Deana Valorose knows that each click of the camera on her smartphone could mean money in her bank account.
Valorose, of Hollywood, Fla., said she's made more than $300 from selling 68 of her pictures - from breakfast to sports and nature - through a free app called Foap.
The app sells the photographs to big brands like MasterCard for use in their advertisements.
"The picture that I've sold the most of is parasailing - people parasailing," Valorose said.
Business is booming, according to Foap, because it's much cheaper for companies to buy stock photos from sites like Foap than from the professionals.
Foap said that half of its users were making money and that half were raking it in.
The app's user base has grown 25 percent in the last financial quarter as the company seeks to win a share of the $4 billion market for stock photos, competing against longtime stakeholders iStock, Getty and The Associated Press.
Duyum Dulom of California made almost $4,000 in less than a year by uploading his photos and winning competitions on Foap. Sony and MasterCard each have bought his images. And, he said, Heineken paid him $100 for an image.

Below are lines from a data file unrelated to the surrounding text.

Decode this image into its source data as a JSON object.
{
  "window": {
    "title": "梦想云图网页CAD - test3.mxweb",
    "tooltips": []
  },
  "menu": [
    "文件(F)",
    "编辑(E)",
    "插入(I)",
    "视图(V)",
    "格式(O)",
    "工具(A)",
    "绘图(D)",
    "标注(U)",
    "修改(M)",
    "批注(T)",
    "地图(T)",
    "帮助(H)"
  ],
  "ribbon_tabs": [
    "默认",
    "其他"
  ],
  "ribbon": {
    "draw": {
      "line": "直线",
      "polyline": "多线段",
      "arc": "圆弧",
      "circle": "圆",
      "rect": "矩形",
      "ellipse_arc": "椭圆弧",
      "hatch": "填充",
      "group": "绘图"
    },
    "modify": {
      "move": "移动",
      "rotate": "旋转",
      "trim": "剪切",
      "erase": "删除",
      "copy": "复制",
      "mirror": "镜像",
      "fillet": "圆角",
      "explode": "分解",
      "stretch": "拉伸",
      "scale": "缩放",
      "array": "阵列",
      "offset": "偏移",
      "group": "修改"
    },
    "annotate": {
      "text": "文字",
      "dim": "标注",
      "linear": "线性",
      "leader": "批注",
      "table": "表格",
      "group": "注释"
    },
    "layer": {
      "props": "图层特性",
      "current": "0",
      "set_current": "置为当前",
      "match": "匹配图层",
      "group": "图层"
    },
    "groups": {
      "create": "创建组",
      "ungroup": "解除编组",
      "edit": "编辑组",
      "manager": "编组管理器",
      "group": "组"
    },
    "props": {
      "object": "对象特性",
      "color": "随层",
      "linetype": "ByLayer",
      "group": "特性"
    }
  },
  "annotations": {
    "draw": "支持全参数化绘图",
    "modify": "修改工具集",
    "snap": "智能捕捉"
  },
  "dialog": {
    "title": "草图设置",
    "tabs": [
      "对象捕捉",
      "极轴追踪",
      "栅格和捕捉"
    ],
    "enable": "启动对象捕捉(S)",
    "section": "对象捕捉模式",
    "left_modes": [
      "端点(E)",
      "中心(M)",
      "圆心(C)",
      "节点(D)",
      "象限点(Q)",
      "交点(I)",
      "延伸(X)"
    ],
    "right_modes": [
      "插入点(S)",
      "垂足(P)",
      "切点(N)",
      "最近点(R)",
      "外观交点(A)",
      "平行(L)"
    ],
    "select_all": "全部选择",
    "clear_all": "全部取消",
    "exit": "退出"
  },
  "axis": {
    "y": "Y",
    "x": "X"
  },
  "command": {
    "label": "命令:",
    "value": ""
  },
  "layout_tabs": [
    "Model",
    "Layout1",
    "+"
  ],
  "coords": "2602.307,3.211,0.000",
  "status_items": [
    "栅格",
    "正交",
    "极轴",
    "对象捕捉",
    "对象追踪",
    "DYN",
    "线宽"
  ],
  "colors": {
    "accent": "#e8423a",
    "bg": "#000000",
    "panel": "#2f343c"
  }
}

Some big brands have even started sending users out on specific missions. MasterCard paid Foap user Adam Hamilton, 42, of Portland, Maine, $500 for this picture of his son playing in the snow.
Sneaker and apparel brand Puma paid Hamilton $2,000 for an image.
At first, Valorose said, she was skeptical about selling her images.
"Once I sold a couple pictures, I went to cash out," she said, "and got my money. … This is the real deal. Yep!"
ABC News' Michael Koenigs contributed to this story.